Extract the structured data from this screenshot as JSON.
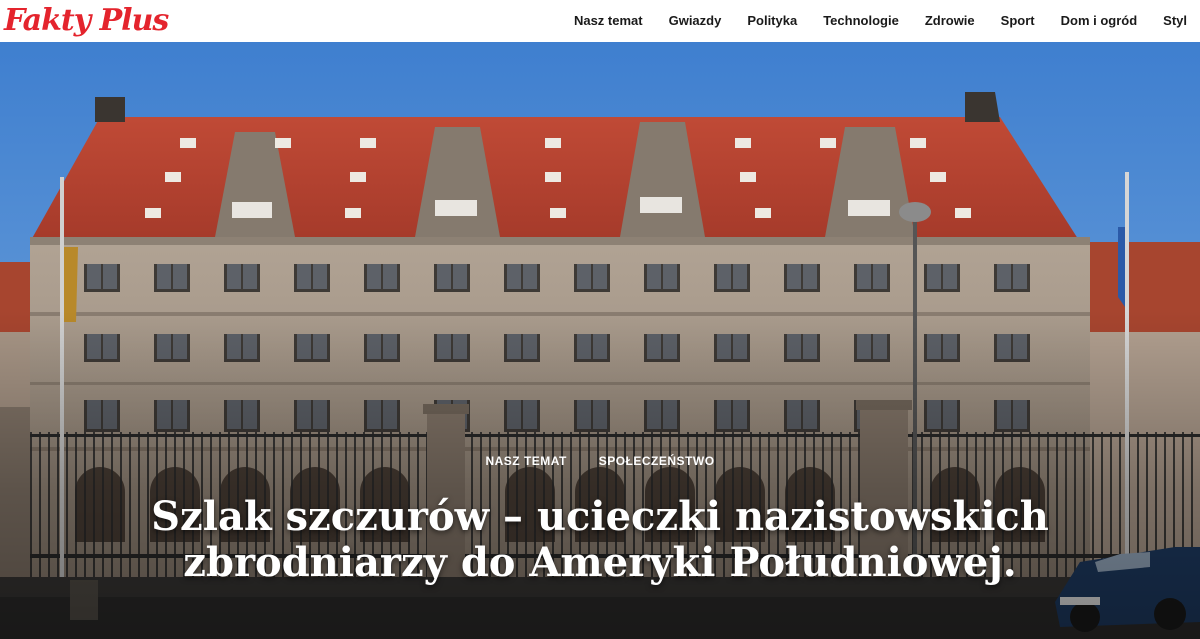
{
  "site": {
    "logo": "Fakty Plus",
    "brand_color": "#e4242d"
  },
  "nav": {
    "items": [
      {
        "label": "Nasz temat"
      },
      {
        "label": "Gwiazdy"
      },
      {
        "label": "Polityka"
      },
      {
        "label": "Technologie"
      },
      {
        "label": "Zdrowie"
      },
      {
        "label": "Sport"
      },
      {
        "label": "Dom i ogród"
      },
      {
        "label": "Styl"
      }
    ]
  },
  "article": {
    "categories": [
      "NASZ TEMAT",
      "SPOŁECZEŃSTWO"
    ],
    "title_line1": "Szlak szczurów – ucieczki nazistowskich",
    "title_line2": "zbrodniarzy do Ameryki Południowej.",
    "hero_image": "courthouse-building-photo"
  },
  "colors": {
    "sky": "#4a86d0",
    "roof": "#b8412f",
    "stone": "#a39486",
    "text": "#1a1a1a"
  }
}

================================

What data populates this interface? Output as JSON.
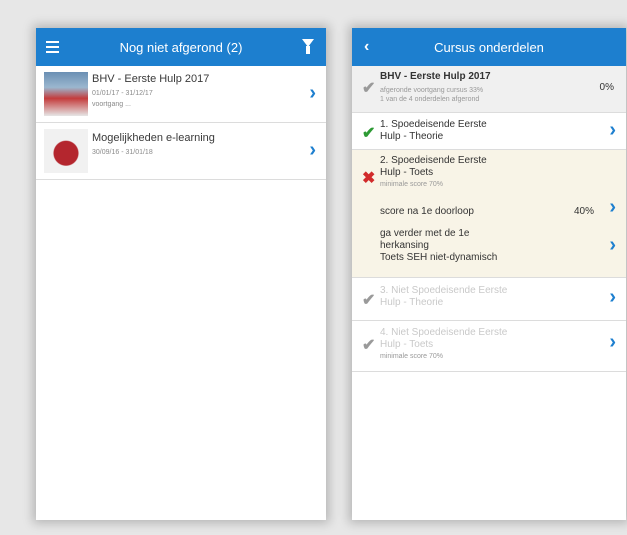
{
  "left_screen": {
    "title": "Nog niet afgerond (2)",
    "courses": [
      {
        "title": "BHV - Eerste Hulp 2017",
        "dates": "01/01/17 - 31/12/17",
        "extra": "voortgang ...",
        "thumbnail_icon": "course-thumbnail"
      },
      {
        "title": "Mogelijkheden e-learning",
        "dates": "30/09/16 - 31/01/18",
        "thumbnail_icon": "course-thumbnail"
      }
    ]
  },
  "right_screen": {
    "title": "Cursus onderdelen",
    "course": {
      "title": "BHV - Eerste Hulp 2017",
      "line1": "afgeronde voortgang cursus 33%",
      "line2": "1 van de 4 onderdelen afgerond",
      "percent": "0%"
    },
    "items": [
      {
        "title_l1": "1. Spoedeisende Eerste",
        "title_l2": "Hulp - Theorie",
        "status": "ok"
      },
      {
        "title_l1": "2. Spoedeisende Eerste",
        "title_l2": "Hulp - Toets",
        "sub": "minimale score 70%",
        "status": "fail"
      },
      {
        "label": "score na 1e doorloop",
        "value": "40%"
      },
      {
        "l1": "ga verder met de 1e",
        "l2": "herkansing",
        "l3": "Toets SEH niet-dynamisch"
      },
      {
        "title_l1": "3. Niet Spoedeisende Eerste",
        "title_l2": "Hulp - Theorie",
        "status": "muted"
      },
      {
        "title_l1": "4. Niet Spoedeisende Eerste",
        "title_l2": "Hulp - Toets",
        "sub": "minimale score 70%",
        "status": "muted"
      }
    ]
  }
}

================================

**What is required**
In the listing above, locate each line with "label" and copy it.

**Task result**
        "label": "Nasz temat"
        "label": "Gwiazdy"
        "label": "Polityka"
        "label": "Technologie"
        "label": "Zdrowie"
        "label": "Sport"
        "label": "Dom i ogród"
        "label": "Styl"
        "label": "score na 1e doorloop",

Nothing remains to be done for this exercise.